“Eating dairy products in combination with other sugary snacks or at the end of a meal may be an effective means of caries prevention,” said the researchers.

Dentists recommend the following tips to prevent tooth decay – aside from regular brushing and flossing.
Eat less sugar, drink less soda. Also, reduce the length of time your teeth are exposed to any carbohydrate source. Eating a large carb-loaded meal isn’t likely the issue; it’s the snacking and drinking over the course of the entire day, says Kimberly A. Harms DDS. For example, sipping sodas or even fruit juices between meals is “one continuous exposure and much more unhealthy for your teeth.”
Drink tap water. Fluoridated tap water is an inexpensive and highly effective way to fight cavities.
Use an antimicrobial mouth rinse that has been clinically proven to reduce plaque, such as Listerine or Crest Pro Health. Keep a small bottle in your desk, purse or briefcase so you can use it when away from home.
Chew sugarless gum. One study found that chewing gum that contains xylitol can temporarily retard the growth of tooth decay-causing bacteria. Orbit, Eclipse and Extra have been awarded the American Dental Association Seal of Acceptance for helping to prevent cavities.
Snack on raisins. This seems counterintuitive, doesn’t it? Raisins are sugary and sticky – two properties that dentists say have the biggest impact on tooth decay. However, a study by the University of Illinois-Chicago found that they also possess antimicrobial properties that can inhibit cavity-causing organisms within the mouth.

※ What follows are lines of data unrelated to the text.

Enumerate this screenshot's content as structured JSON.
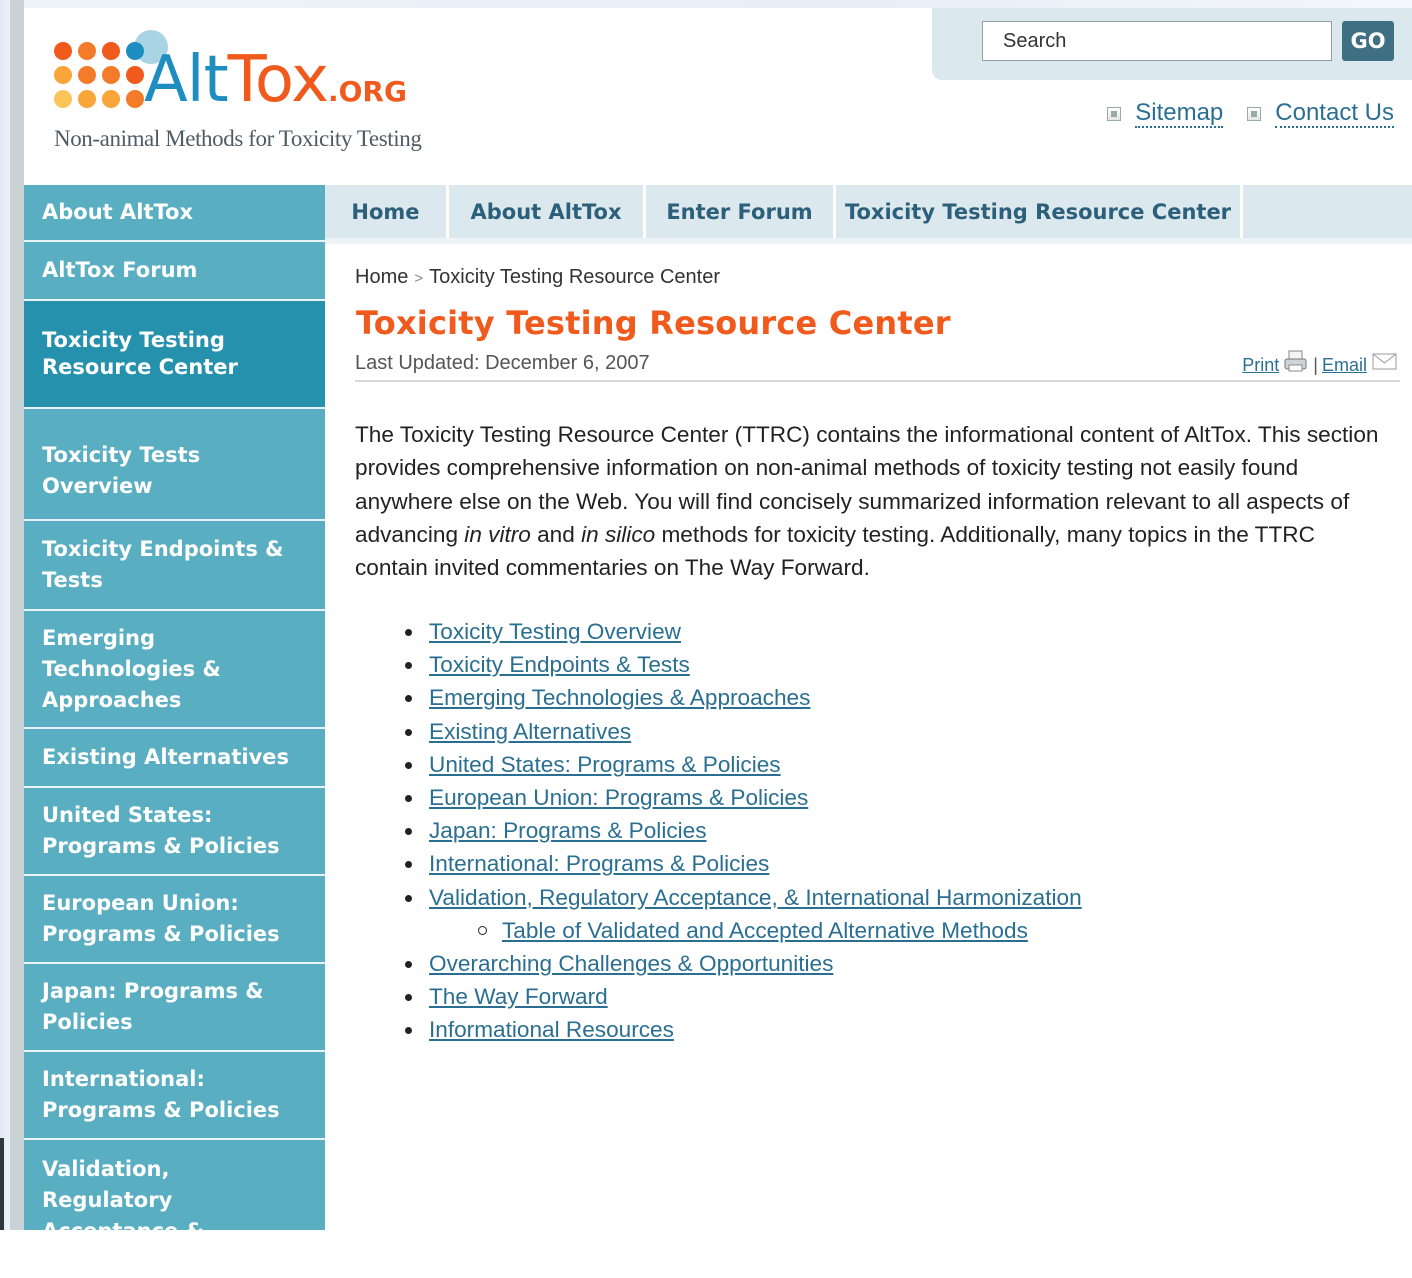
{
  "header": {
    "logo_main": "AltTox",
    "logo_alt": "Alt",
    "logo_tox": "Tox",
    "logo_org": ".ORG",
    "tagline": "Non-animal Methods for Toxicity Testing",
    "search_placeholder": "Search",
    "go_label": "GO",
    "util_links": [
      "Sitemap",
      "Contact Us"
    ],
    "colors": {
      "brand_blue": "#1e8ec0",
      "brand_orange": "#f05a1c"
    }
  },
  "sidebar": {
    "items": [
      "About AltTox",
      "AltTox Forum",
      "Toxicity Testing Resource Center",
      "Toxicity Tests Overview",
      "Toxicity Endpoints & Tests",
      "Emerging Technologies & Approaches",
      "Existing Alternatives",
      "United States: Programs & Policies",
      "European Union: Programs & Policies",
      "Japan: Programs & Policies",
      "International: Programs & Policies",
      "Validation, Regulatory Acceptance & International"
    ],
    "active_index": 2
  },
  "topnav": {
    "tabs": [
      "Home",
      "About AltTox",
      "Enter Forum",
      "Toxicity Testing Resource Center"
    ]
  },
  "content": {
    "breadcrumb_home": "Home",
    "breadcrumb_sep": ">",
    "breadcrumb_current": "Toxicity Testing Resource Center",
    "title": "Toxicity Testing Resource Center",
    "updated": "Last Updated: December 6, 2007",
    "print_label": "Print",
    "email_label": "Email",
    "divider": "|",
    "intro_1": "The Toxicity Testing Resource Center (TTRC) contains the informational content of AltTox. This section provides comprehensive information on non-animal methods of toxicity testing not easily found anywhere else on the Web. You will find concisely summarized information relevant to all aspects of advancing ",
    "intro_em1": "in vitro",
    "intro_2": " and ",
    "intro_em2": "in silico",
    "intro_3": " methods for toxicity testing. Additionally, many topics in the TTRC contain invited commentaries on The Way Forward.",
    "links": [
      "Toxicity Testing Overview",
      "Toxicity Endpoints & Tests",
      "Emerging Technologies & Approaches",
      "Existing Alternatives",
      "United States: Programs & Policies",
      "European Union: Programs & Policies",
      "Japan: Programs & Policies",
      "International: Programs & Policies",
      "Validation, Regulatory Acceptance, & International Harmonization",
      "Table of Validated and Accepted Alternative Methods",
      "Overarching Challenges & Opportunities",
      "The Way Forward",
      "Informational Resources"
    ]
  }
}
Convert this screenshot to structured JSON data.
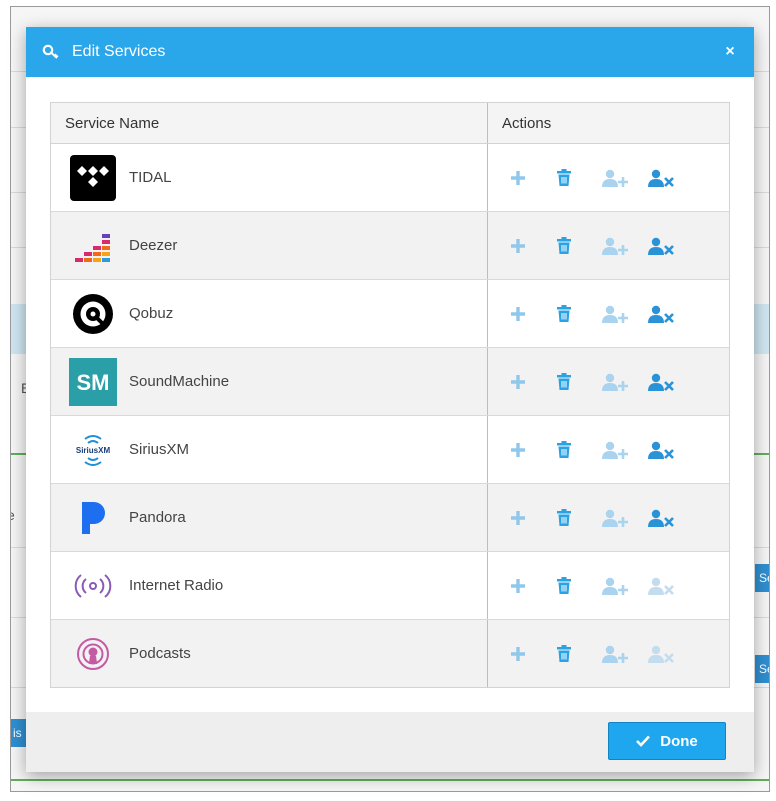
{
  "modal": {
    "title": "Edit Services",
    "close_label": "×",
    "done_label": "Done"
  },
  "table": {
    "headers": {
      "name": "Service Name",
      "actions": "Actions"
    },
    "rows": [
      {
        "name": "TIDAL",
        "icon": "tidal-logo-icon",
        "user_remove_enabled": true
      },
      {
        "name": "Deezer",
        "icon": "deezer-logo-icon",
        "user_remove_enabled": true
      },
      {
        "name": "Qobuz",
        "icon": "qobuz-logo-icon",
        "user_remove_enabled": true
      },
      {
        "name": "SoundMachine",
        "icon": "soundmachine-logo-icon",
        "user_remove_enabled": true
      },
      {
        "name": "SiriusXM",
        "icon": "siriusxm-logo-icon",
        "user_remove_enabled": true
      },
      {
        "name": "Pandora",
        "icon": "pandora-logo-icon",
        "user_remove_enabled": true
      },
      {
        "name": "Internet Radio",
        "icon": "internet-radio-icon",
        "user_remove_enabled": false
      },
      {
        "name": "Podcasts",
        "icon": "podcasts-icon",
        "user_remove_enabled": false
      }
    ]
  },
  "logos": {
    "soundmachine_text": "SM",
    "siriusxm_text": "SiriusXM"
  },
  "background": {
    "fragments": [
      "E",
      "e",
      "Se",
      "Se",
      "is"
    ]
  },
  "colors": {
    "header": "#2aa7ea",
    "done_button": "#1ea6ee",
    "add_icon": "#8fc8ea",
    "trash_icon": "#2aa3e6",
    "user_add_icon": "#a9d3ef",
    "user_remove_icon": "#2a93d8",
    "user_remove_disabled": "#c3dcee"
  }
}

Naval, Shilpa, Koerber, Ann. The Effects Of Beverages On Plaque Acidogenicity After A Sugary Challenge. JADA. 2013.
Lim, Sungwoo, Sohn, Woosung, Burt, Brian A., Sandretto, Anita M., Koker, Justine L., Marshall, Teresa A., et al. Cariogenicity Of Soft Drinks, Milk And Fruit Juice In Low-Income African American Children. JADA. 2013.

Additional Resource:
American Dental Association: Diet and Tooth Decay